However, other experts felt that the extreme importance bulimics (and anorexics, for that matter) attach to body shape and weight is an essential feature of the illness. In fact, without evidence of these distorted attitudes, some physicians are reluctant to enter a diagnosis of bulimia, choosing to classify the problem as a type of depression or some other variety of disturbed eating.

Almost all of the people I see for bulimia express concern about body shape to one degree or another. If a patient doesn’t appear to have these attitudes, I attribute their absence to my inability to perceive them, or to the patient’s skillful ability at disguising them.

The 1980 criteria stated that depressed mood was an essential component of the illness. The new version drops that requirement. Many patients do have depressive symptoms. The strong association between eating disorders and depression suggests a possible link somewhere in the brain: The cause of one may be the cause of the other. In the past, some experts thought of eating disorders as just one subtype of depression.

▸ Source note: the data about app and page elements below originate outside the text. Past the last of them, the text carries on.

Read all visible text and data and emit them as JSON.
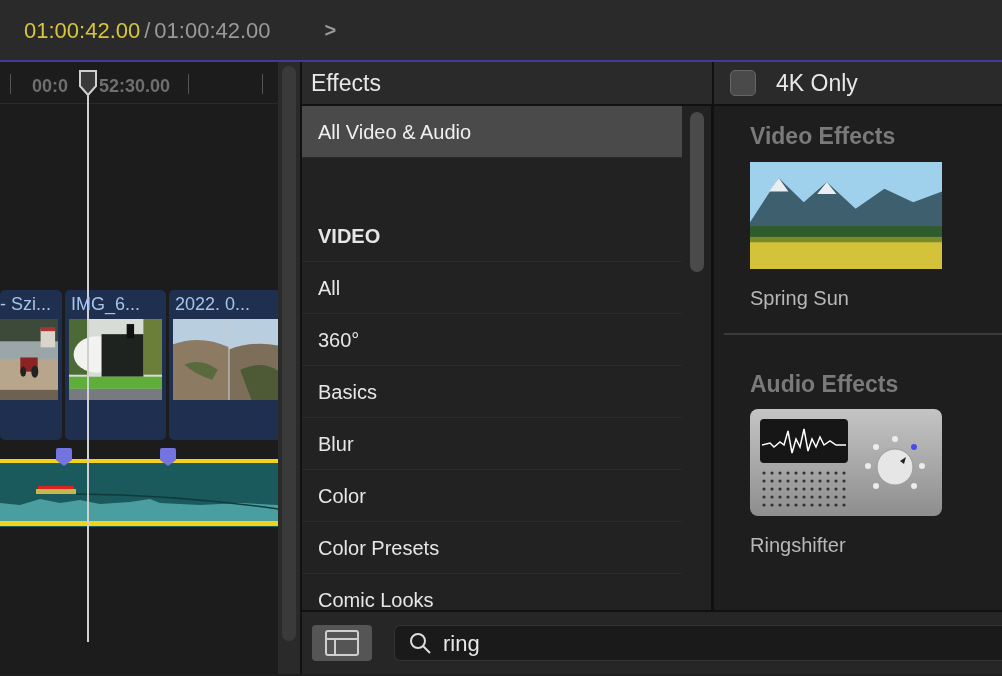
{
  "timecode": {
    "current": "01:00:42.00",
    "separator": "/",
    "total": "01:00:42.00",
    "forward": ">"
  },
  "timeline": {
    "ruler_labels": [
      "00:0",
      "52:30.00"
    ],
    "clips": [
      {
        "title": "- Szi..."
      },
      {
        "title": "IMG_6..."
      },
      {
        "title": "2022. 0..."
      }
    ]
  },
  "sidebar": {
    "title": "Effects",
    "items": [
      {
        "kind": "item",
        "label": "All Video & Audio",
        "selected": true
      },
      {
        "kind": "spacer"
      },
      {
        "kind": "header",
        "label": "VIDEO"
      },
      {
        "kind": "item",
        "label": "All",
        "selected": false
      },
      {
        "kind": "item",
        "label": "360°",
        "selected": false
      },
      {
        "kind": "item",
        "label": "Basics",
        "selected": false
      },
      {
        "kind": "item",
        "label": "Blur",
        "selected": false
      },
      {
        "kind": "item",
        "label": "Color",
        "selected": false
      },
      {
        "kind": "item",
        "label": "Color Presets",
        "selected": false
      },
      {
        "kind": "item",
        "label": "Comic Looks",
        "selected": false
      }
    ]
  },
  "browser": {
    "filter": {
      "label": "4K Only",
      "checked": false
    },
    "sections": [
      {
        "title": "Video Effects",
        "effects": [
          {
            "name": "Spring Sun",
            "kind": "picture"
          }
        ]
      },
      {
        "title": "Audio Effects",
        "effects": [
          {
            "name": "Ringshifter",
            "kind": "device"
          }
        ]
      }
    ]
  },
  "search": {
    "value": "ring"
  }
}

Rebecca Harding wasn’t always an exercise buff. In fact, the 49-year-old Salt Lake City woman used to shy away from most physical activity because she was too ashamed of her size. Now, she’s an avid runner, sometimes going out twice a day. And she’s 68 pounds lighter.

What transformed this former couch potato into a fitness fanatic? She credits Books on Tape.

“I was always much heavier than I wanted to be,” Rebecca says. “As a teenager, I was 30 pounds overweight.” Through marriage and three pregnancies, she continued to gain. By age 35, she weighed 204 pounds.

All the while, Rebecca’s self-esteem plummeted. She began avoiding social events, and even dreaded grocery shopping, for fear that she’d run into someone she knew who’d notice how much she had gained. “All I wanted to do was stay home and eat,” she says. “The more I ate, the worse I felt about myself. The worse I felt about myself, the more I ate.”

Rebecca’s turning point came the day she waited in a hospital emergency room with one of her sick children. “A nurse asked me when my baby was due,” she said. “I was mortified. I wasn’t pregnant.” she says. “Then and there, I made up my mind to slim down.”

Out went the junk food and fast food, replaced by healthful choices such as whole-grain cereals for breakfast, salads for lunch, and skinless chicken breast—stir-fried in lemon juice instead of oil—for dinner.

For exercise, Rebecca joined a walking group in her neighborhood. As she got trimmer and fitter, she went out on her own, graduating to jogging and eventually to running.

Rebecca enjoyed the faster pace of her workouts, but she missed the companionship of her walking-group buddies. To keep herself from getting bored, she decided to listen to Books on Tape while she ran. “I had used the tapes occasionally while I was driving, and I enjoyed them immensely,” she explains.

She began borrowing tapes from her local library and listening to them during her workouts. “I told myself that I could play them only when I was running,” she says. “If I got really caught up in a particular tape, I’d run twice in one day just to finish it.”

That may explain why she was able to lose 68 pounds in just 8 months. Fifteen years later, she maintains her weight at 136 pounds. And she continues to eat healthfully and run daily, always with her Books on Tape in tow.

“Just recently, I ran to a tape of The Horse WhispererRebecca says. “Later, when I drove my route to measure it, I couldn’t believe how far I had gone. Almost 9 miles up a steep hill—and in the rain. I hadn’t even noticed because I was so into the tape.”


Catch up on your reading while you work out. Listen to ^ Books on Tape, available at most libraries, while you run, walk, or do other types of exercise. The stories will keep your mind occupied, and you’ll finish your workout before you know it. In fact, you may even find yourself looking forward to your next session. A word of caution, however: If you live in an area where there’s lots of traffic, you may want to leave your headphones at home. You need to know what’s going on around you, for safety’s sake.